Date: 10/6/18 4:19 pm From: William H Kaempfer <William.Kaempfer...> Subject: [cobirds] Sprague's Pipit--Sandy Bluffs Land Trust and SWA, Yuma
I went out to Wray last night (Friday), 30-40 MPH winds limited the bird observations, but I did have a late Osprey over Stalker Pond.
My objective was to look for Sprague's Pipit today, but on my way to Pipit Hill east of Idalia, I made it a point to visit Sandy Bluffs State Land Trust and SWA which is nine miles north of Idalia. To this point, this has been David Dowell's private Hot Spot, but I wanted to try to get to 2nd place on the top eBirders list for the spot. I suspected that wouldn't be too hard, as no one else has submitted a list for the SWA.

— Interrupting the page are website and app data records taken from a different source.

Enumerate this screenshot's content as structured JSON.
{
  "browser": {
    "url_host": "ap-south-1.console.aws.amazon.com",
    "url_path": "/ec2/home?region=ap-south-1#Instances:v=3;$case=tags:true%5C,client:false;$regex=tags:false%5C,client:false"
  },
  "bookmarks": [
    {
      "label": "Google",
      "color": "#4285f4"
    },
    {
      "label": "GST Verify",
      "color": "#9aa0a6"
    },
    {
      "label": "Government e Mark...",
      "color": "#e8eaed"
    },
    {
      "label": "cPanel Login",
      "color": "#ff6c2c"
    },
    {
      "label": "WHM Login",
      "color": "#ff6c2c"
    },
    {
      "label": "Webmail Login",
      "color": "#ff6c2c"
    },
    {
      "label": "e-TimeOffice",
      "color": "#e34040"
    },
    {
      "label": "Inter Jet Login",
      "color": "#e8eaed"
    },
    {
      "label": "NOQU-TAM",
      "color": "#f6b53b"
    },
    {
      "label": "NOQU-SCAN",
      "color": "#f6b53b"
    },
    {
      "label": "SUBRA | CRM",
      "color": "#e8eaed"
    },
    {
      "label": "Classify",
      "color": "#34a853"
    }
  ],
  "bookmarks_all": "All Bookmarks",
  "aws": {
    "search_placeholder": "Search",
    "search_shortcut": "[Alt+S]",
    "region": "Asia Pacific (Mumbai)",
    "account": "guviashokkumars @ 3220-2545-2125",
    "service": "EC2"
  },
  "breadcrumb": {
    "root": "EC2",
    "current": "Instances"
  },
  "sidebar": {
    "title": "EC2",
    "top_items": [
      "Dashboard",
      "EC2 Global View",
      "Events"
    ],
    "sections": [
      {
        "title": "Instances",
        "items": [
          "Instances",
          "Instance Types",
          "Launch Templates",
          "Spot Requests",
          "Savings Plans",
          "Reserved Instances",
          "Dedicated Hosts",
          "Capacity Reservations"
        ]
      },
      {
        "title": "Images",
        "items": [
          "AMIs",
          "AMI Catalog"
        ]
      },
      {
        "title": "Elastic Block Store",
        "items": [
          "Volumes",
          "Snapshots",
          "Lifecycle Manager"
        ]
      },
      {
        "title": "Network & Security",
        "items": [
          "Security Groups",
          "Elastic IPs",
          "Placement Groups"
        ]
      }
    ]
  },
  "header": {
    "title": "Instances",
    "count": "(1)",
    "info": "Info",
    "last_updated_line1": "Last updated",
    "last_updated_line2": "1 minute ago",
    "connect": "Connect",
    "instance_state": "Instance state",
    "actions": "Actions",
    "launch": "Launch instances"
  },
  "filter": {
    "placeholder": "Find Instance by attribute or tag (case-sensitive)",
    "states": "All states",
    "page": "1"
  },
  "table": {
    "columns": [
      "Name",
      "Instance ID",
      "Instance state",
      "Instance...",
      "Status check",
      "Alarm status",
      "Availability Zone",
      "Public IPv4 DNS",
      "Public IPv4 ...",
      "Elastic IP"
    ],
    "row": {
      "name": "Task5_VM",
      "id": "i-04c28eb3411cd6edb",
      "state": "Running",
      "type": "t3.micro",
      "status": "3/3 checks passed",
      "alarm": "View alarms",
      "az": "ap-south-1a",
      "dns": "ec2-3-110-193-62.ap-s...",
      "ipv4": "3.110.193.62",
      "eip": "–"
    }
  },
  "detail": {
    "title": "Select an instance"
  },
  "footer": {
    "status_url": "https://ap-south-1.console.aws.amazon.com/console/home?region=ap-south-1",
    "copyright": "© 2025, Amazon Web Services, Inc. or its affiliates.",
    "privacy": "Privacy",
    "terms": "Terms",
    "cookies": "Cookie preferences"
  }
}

As I drove down from Vernon, outside Wray, I was thinking that the habitat looked good for Sprague's Pipit outside the riparian corridor at the SWA itself. I actually found a county road (track really) heading west into the sandsage, and gave it a try. It only took about a ½ mile drive (during which a Burrowing Owl shot out of a burrow in a bank on the edge of the road) and a 100 yard traipse before I started hearing the distinctive call notes of several SPPI. Soon I had one in view only about 50 feet away, running through very short grass prairie rather than hiding in longer forbs. Pretty soon it took flight, doing the classic climb, lead balloon drop and abrupt zig-zag just before it reach ground.
I had achieved my two goals, finding Sprague's Pipit and getting to 2nd place among top eBirders for Sandy Bluffs State Land Trust and SWA. But since the site is sort of a re-do of TNC's Fox Ranch 10 miles further west, I went exploring. It took a while to get to something other than open cottonwoods along the (dry) river bed, but eventually it closed in with lots of olives, willows and "cedars". Quite a few birds, but nothing spectacular. However, I could see how David had already reported 114 species for the spot (which, by the way, is closed in the summer).
I came home via Last Chance where there were a couple Wilson's Warblers hanging around and a female Cassin's Finch.